The absence of stand-alone investment banks will leave a void in proprietary trading, which is when a financial company uses its own money or borrowings instead of clients’ cash to complete trades.
Those units, which were often responsible for making billions or losing billions, placed big bets on interest-rate changes and commodities prices.
The investment banks had been the biggest players in such trading. Now, experts expect smaller companies, including private equity firms and hedge funds, to take their place.
Boutique investment banks, similar to Morgan Stanley and Goldman but on a much smaller scale, could step in to take up some of the action, said Dave Ellison, the president and fund manager of FBR Funds, a unit of Friedman, Billings, Ramsey Group.
“The smaller companies are winners a little bit,” Ellison said.
Those companies include Keefe, Bruyette & Woods; Stifel Nicolaus; and Friedman, Billings, Ramsey Group, he said.
Spreading the risk among smaller players and increasing competition for business could help the financial sector.
But with tighter regulations that will help reshape Wall Street, Goldman and Morgan Stanley will also now have access to more federal money to shore up their global operations.
Previously they only had temporary access to borrow from the Fed for U.S. operations, Hintz said. Now, as bank holding companies, they can help support their entire global operations with Fed funding.
The pair can also build up deposit bases, but analysts predict Goldman and Morgan Stanley are unlikely to make a splashy purchase of a large retail banking institution anytime soon.
Industry consultant Bert Ely doubts either will pursue embattled Washington Mutual. He thinks JPMorgan Chase or Citigroup are more likely buyers.
In a bid to shore up its balance sheet and further restore investor confidence, Morgan Stanley on Monday agreed to sell a 20 percent stake in itself to Japan’s biggest bank for about $8 billion.
The investment by Mitsubishi UFJ Financial Group, which has $1.1 trillion in deposits, is the first step in this process of strengthening the balance sheet. Morgan Stanley’s profit fell 41 percent during the nine months ended Aug. 31, compared with the year-ago period.
Most recently, the investment banks have come under pressure because of the collapse of the real-estate market. Investment banks made money by purchasing pools of mortgages, combining them into larger securities and selling them in slices to investors.
Since the housing bust, the financial-services industry has lost more than $500 billion.
The bust and ensuing credit crisis forced Bear Stearns into a sale to JPMorgan Chase at a steep discount in March. Lehman Brothers Holdings declared bankruptcy last week. And Bank of America announced it was buying Merrill Lynch.
Shares of both Morgan Stanley and Goldman slumped in recent weeks as fears grew that hedge funds and other large clients would pull out their money. Those worries intensified after Lehman’s bankruptcy left some hedge funds unable to access their money.
As credit problems mounted, it was increasingly difficult for investment banks to fund their operations, especially internationally, Hintz said.
“The natural response for dealers is to be conservative and pull back,” Hintz said.

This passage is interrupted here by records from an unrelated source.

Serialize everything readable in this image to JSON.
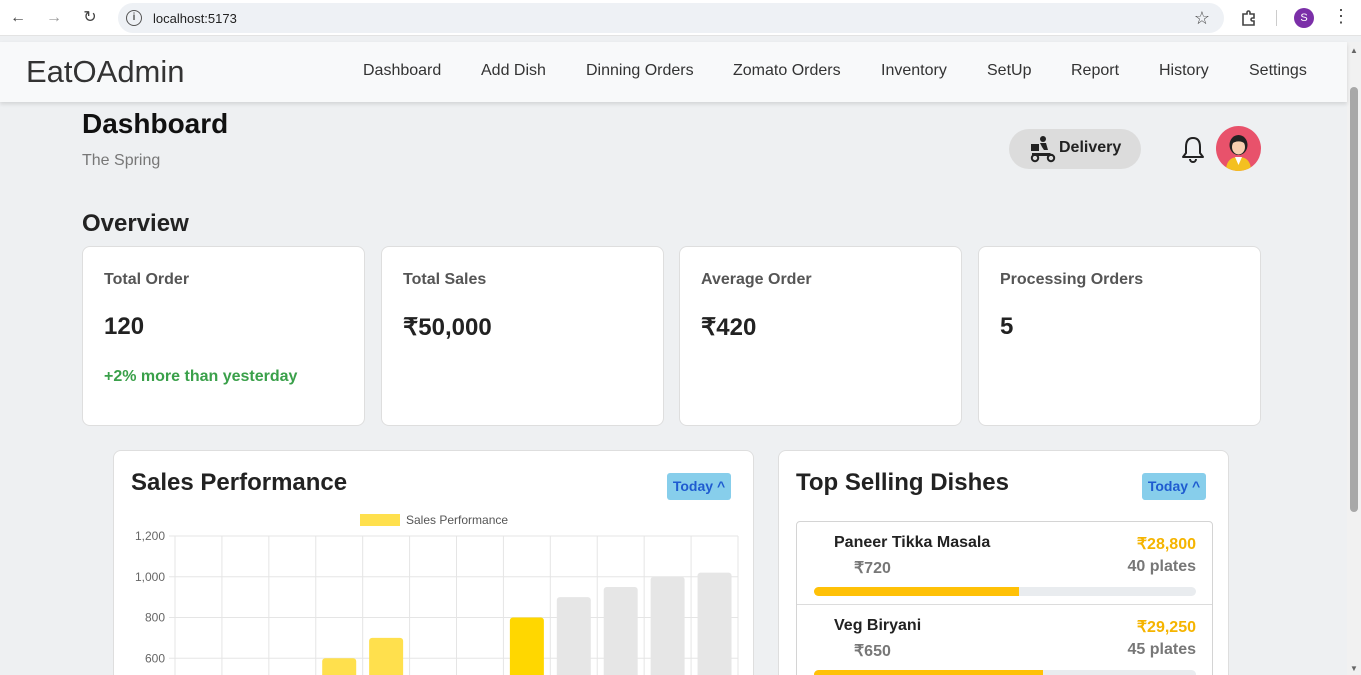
{
  "browser": {
    "url": "localhost:5173",
    "profile_initial": "S"
  },
  "nav": {
    "brand": "EatOAdmin",
    "items": [
      "Dashboard",
      "Add Dish",
      "Dinning Orders",
      "Zomato Orders",
      "Inventory",
      "SetUp",
      "Report",
      "History",
      "Settings"
    ]
  },
  "header": {
    "title": "Dashboard",
    "subtitle": "The Spring",
    "delivery_label": "Delivery"
  },
  "overview": {
    "title": "Overview",
    "cards": [
      {
        "title": "Total Order",
        "value": "120",
        "delta": "+2% more than yesterday"
      },
      {
        "title": "Total Sales",
        "value": "₹50,000",
        "delta": ""
      },
      {
        "title": "Average Order",
        "value": "₹420",
        "delta": ""
      },
      {
        "title": "Processing Orders",
        "value": "5",
        "delta": ""
      }
    ]
  },
  "sales": {
    "title": "Sales Performance",
    "filter": "Today ^"
  },
  "top_dishes": {
    "title": "Top Selling Dishes",
    "filter": "Today ^",
    "items": [
      {
        "name": "Paneer Tikka Masala",
        "price": "₹720",
        "total": "₹28,800",
        "qty": "40 plates",
        "share": 0.536
      },
      {
        "name": "Veg Biryani",
        "price": "₹650",
        "total": "₹29,250",
        "qty": "45 plates",
        "share": 0.6
      }
    ]
  },
  "colors": {
    "accent": "#ffc107",
    "bar_yellow": "#ffe04d",
    "bar_highlight": "#ffd700",
    "bar_gray": "#e6e6e6",
    "delta_green": "#3aa04a",
    "filter_bg": "#87ceeb"
  },
  "chart_data": {
    "type": "bar",
    "legend": [
      "Sales Performance"
    ],
    "legend_position": "top",
    "grid": true,
    "yticks": [
      "1,200",
      "1,000",
      "800",
      "600"
    ],
    "ylim": [
      500,
      1200
    ],
    "values": [
      null,
      null,
      null,
      600,
      700,
      null,
      null,
      800,
      900,
      950,
      1000,
      1020
    ],
    "bar_roles": [
      "",
      "",
      "",
      "yellow",
      "yellow",
      "",
      "",
      "highlight",
      "gray",
      "gray",
      "gray",
      "gray"
    ]
  }
}
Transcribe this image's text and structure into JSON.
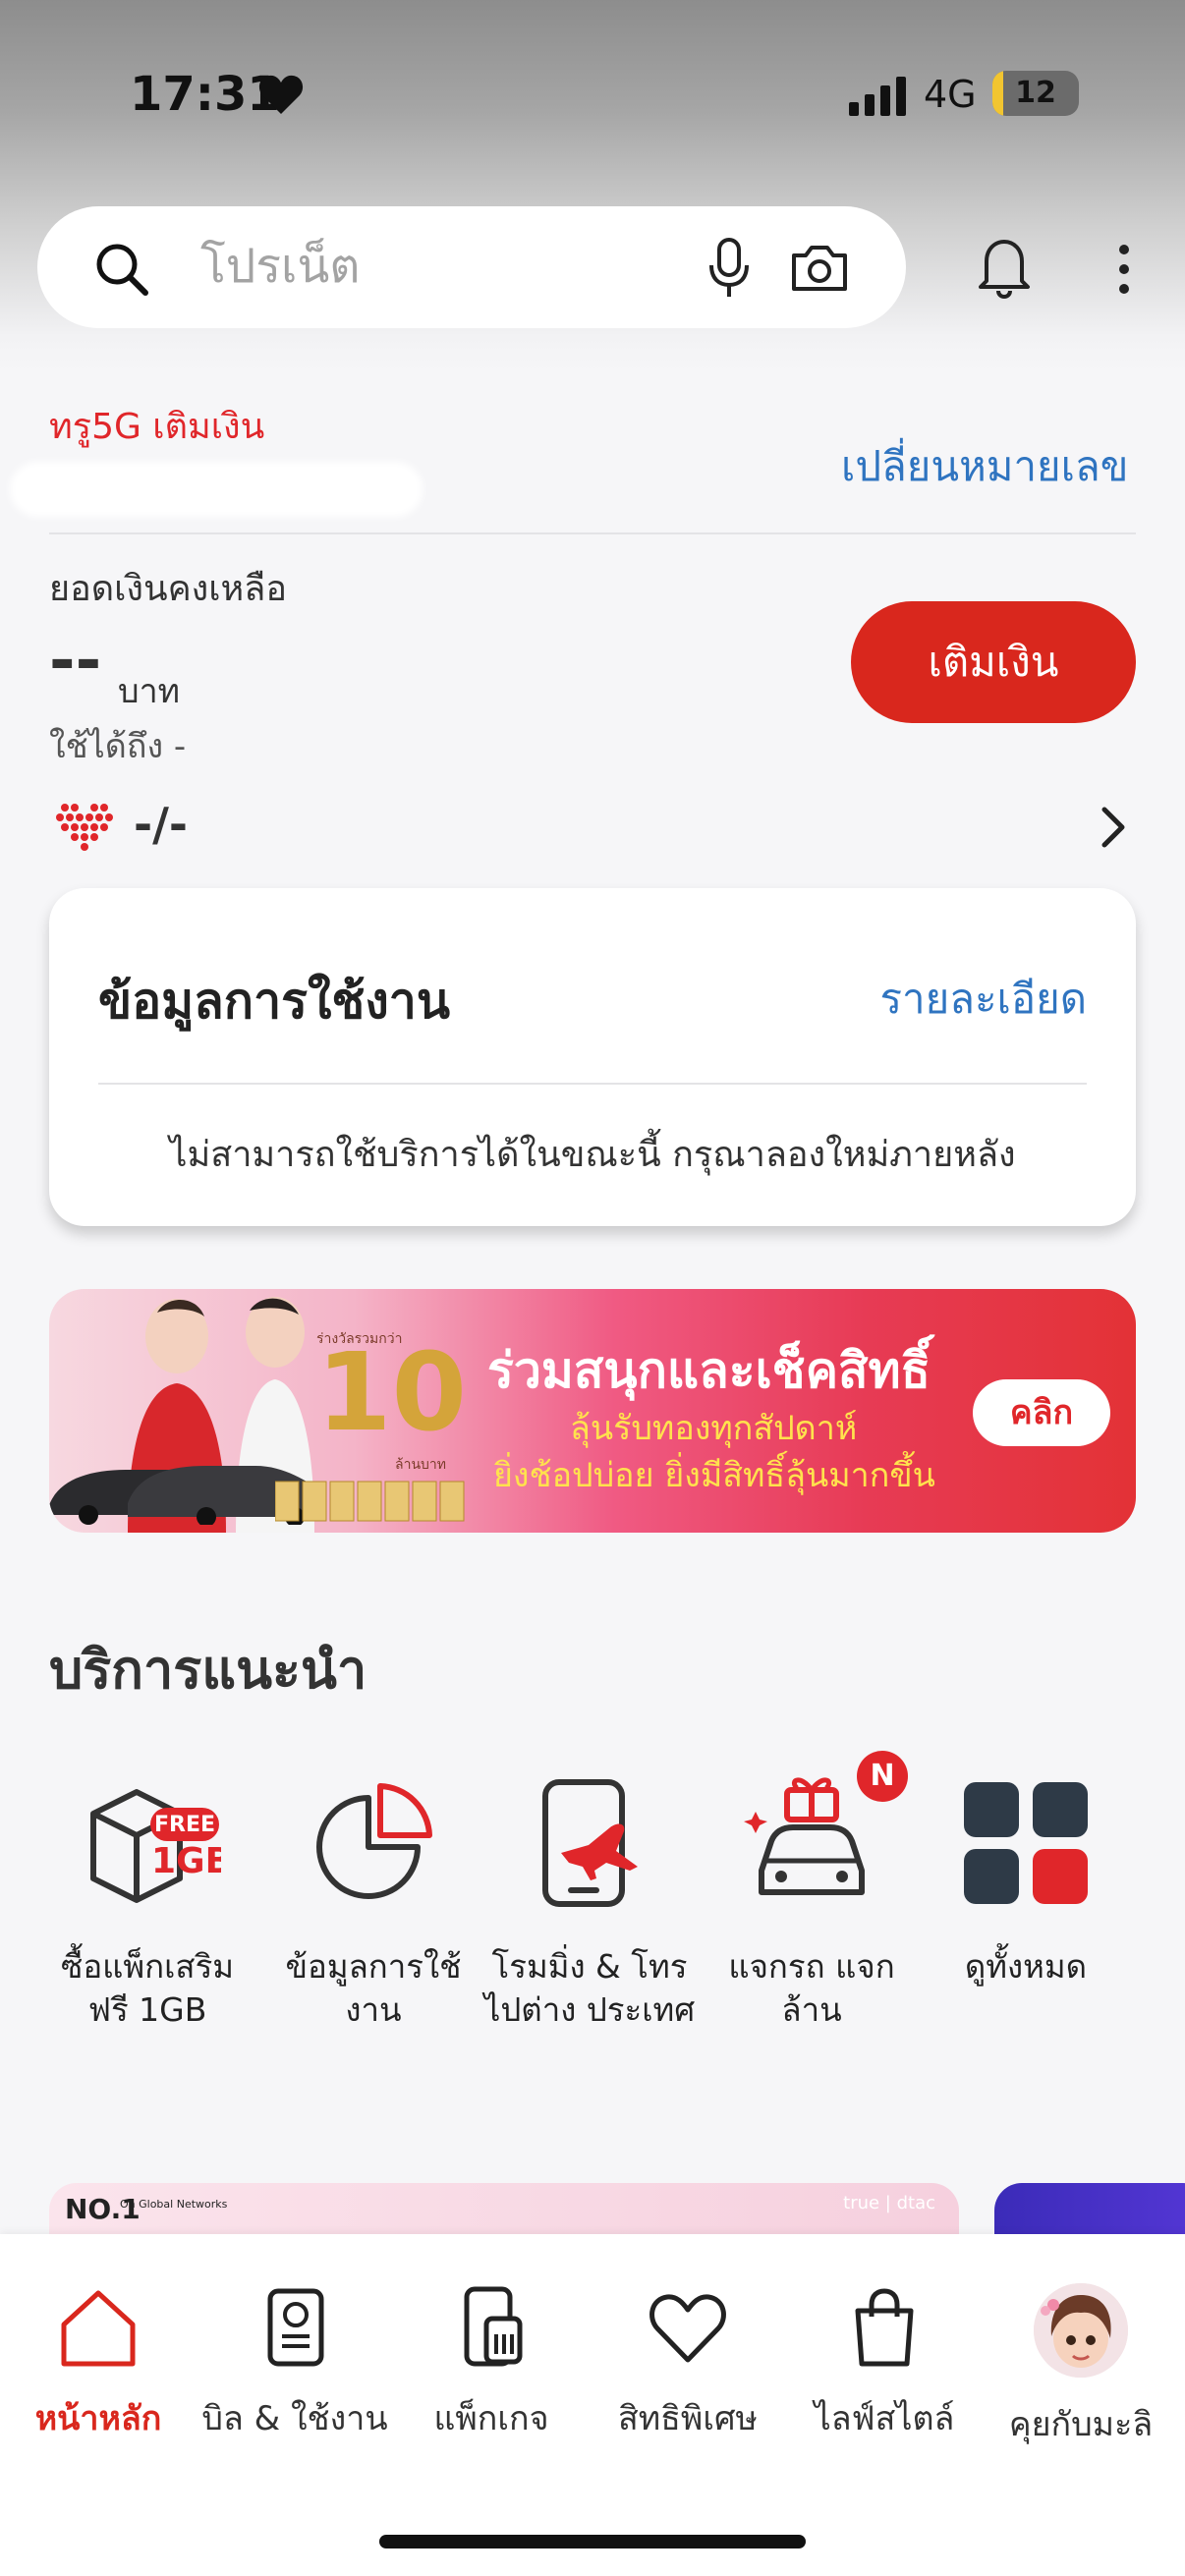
{
  "status_bar": {
    "time": "17:31",
    "network": "4G",
    "battery_level": "12",
    "battery_fraction": 0.12
  },
  "search": {
    "placeholder": "โปรเน็ต"
  },
  "account": {
    "label": "ทรู5G เติมเงิน",
    "change_number": "เปลี่ยนหมายเลข",
    "balance_label": "ยอดเงินคงเหลือ",
    "balance_value": "--",
    "balance_unit": "บาท",
    "valid_until": "ใช้ได้ถึง -",
    "topup_button": "เติมเงิน",
    "points_value": "-/-"
  },
  "usage_card": {
    "title": "ข้อมูลการใช้งาน",
    "details_link": "รายละเอียด",
    "message": "ไม่สามารถใช้บริการได้ในขณะนี้ กรุณาลองใหม่ภายหลัง"
  },
  "banner": {
    "small_top": "ร่างวัลรวมกว่า",
    "big_number": "10",
    "small_bottom": "ล้านบาท",
    "title": "ร่วมสนุกและเช็คสิทธิ์",
    "subtitle_1": "ลุ้นรับทองทุกสัปดาห์",
    "subtitle_2": "ยิ่งช้อปบ่อย ยิ่งมีสิทธิ์ลุ้นมากขึ้น",
    "click_label": "คลิก"
  },
  "services": {
    "title": "บริการแนะนำ",
    "items": [
      {
        "label": "ซื้อแพ็กเสริม ฟรี 1GB",
        "icon": "box-free-1gb-icon",
        "free_text": "FREE",
        "gb_text": "1GB"
      },
      {
        "label": "ข้อมูลการใช้ งาน",
        "icon": "pie-chart-icon"
      },
      {
        "label": "โรมมิ่ง & โทร ไปต่าง ประเทศ",
        "icon": "phone-plane-icon"
      },
      {
        "label": "แจกรถ แจก ล้าน",
        "icon": "car-gift-icon",
        "badge": "N"
      },
      {
        "label": "ดูทั้งหมด",
        "icon": "grid-icon"
      }
    ]
  },
  "promo": {
    "card1_no1": "NO.1",
    "card1_sub": "On Global Networks",
    "card1_brand": "true | dtac"
  },
  "bottom_nav": {
    "items": [
      {
        "label": "หน้าหลัก",
        "icon": "home-icon",
        "active": true
      },
      {
        "label": "บิล & ใช้งาน",
        "icon": "bill-icon"
      },
      {
        "label": "แพ็กเกจ",
        "icon": "package-icon"
      },
      {
        "label": "สิทธิพิเศษ",
        "icon": "heart-icon"
      },
      {
        "label": "ไลฟ์สไตล์",
        "icon": "shopping-bag-icon"
      },
      {
        "label": "คุยกับมะลิ",
        "icon": "avatar-mali"
      }
    ]
  },
  "colors": {
    "accent_red": "#d9271d",
    "link_blue": "#2f74c0",
    "battery_yellow": "#f2c530"
  }
}
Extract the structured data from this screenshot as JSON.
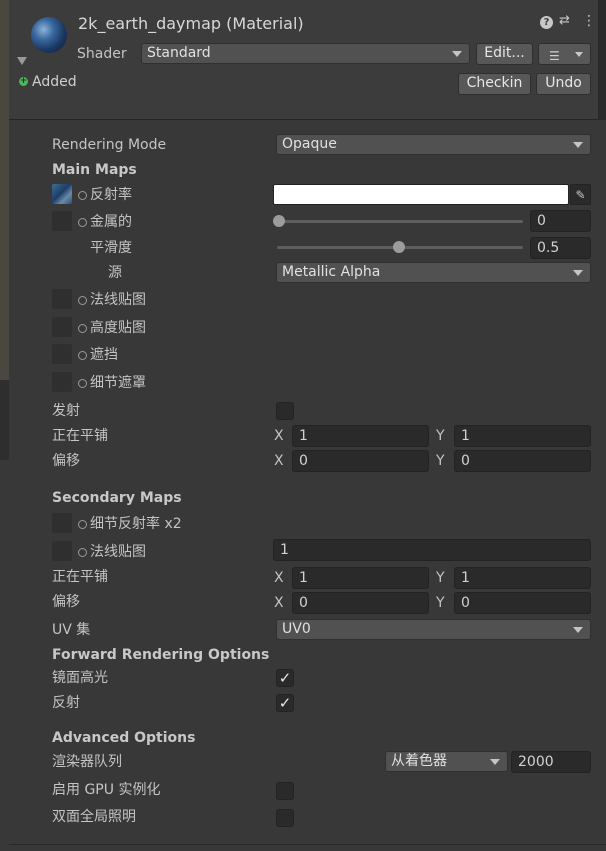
{
  "header": {
    "title": "2k_earth_daymap (Material)",
    "shader_label": "Shader",
    "shader_value": "Standard",
    "edit_button": "Edit...",
    "status": "Added",
    "checkin_button": "Checkin",
    "undo_button": "Undo"
  },
  "rendering_mode": {
    "label": "Rendering Mode",
    "value": "Opaque"
  },
  "main_maps": {
    "heading": "Main Maps",
    "albedo_label": "反射率",
    "metallic_label": "金属的",
    "metallic_value": "0",
    "smoothness_label": "平滑度",
    "smoothness_value": "0.5",
    "source_label": "源",
    "source_value": "Metallic Alpha",
    "normal_label": "法线贴图",
    "height_label": "高度贴图",
    "occlusion_label": "遮挡",
    "detail_mask_label": "细节遮罩",
    "emission_label": "发射",
    "tiling_label": "正在平铺",
    "tiling_x": "1",
    "tiling_y": "1",
    "offset_label": "偏移",
    "offset_x": "0",
    "offset_y": "0",
    "x_letter": "X",
    "y_letter": "Y"
  },
  "secondary_maps": {
    "heading": "Secondary Maps",
    "detail_albedo_label": "细节反射率 x2",
    "normal_label": "法线贴图",
    "normal_value": "1",
    "tiling_label": "正在平铺",
    "tiling_x": "1",
    "tiling_y": "1",
    "offset_label": "偏移",
    "offset_x": "0",
    "offset_y": "0",
    "uv_label": "UV 集",
    "uv_value": "UV0"
  },
  "forward_options": {
    "heading": "Forward Rendering Options",
    "specular_label": "镜面高光",
    "specular_checked": true,
    "reflections_label": "反射",
    "reflections_checked": true
  },
  "advanced_options": {
    "heading": "Advanced Options",
    "render_queue_label": "渲染器队列",
    "render_queue_mode": "从着色器",
    "render_queue_value": "2000",
    "gpu_instancing_label": "启用 GPU 实例化",
    "gpu_instancing_checked": false,
    "double_sided_gi_label": "双面全局照明",
    "double_sided_gi_checked": false
  },
  "colors": {
    "background": "#383838",
    "header": "#3c3c3c",
    "field": "#2a2a2a",
    "added_green": "#52b45c",
    "albedo_swatch": "#ffffff"
  }
}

Perhaps aware of these risks, government regulators moved quickly.
The Office of the Comptroller of the Currency conditionally approved the application of Morgan Stanley Bank of Salt Lake City to convert to a national banking association. And the Fed waived its five-day review and allowed the banks to immediately tap the Fed’s borrowing window.
Morgan Stanley shares surged more than 17 percent in early trading Monday before ceding the gains as the stock market tumbled. They finished the day down 0.4 percent, and Goldman shares fell almost 7 percent.
Associated Press business reporters Vinnee Tong in New York and Marcy Gordon in Washington contributed to this story.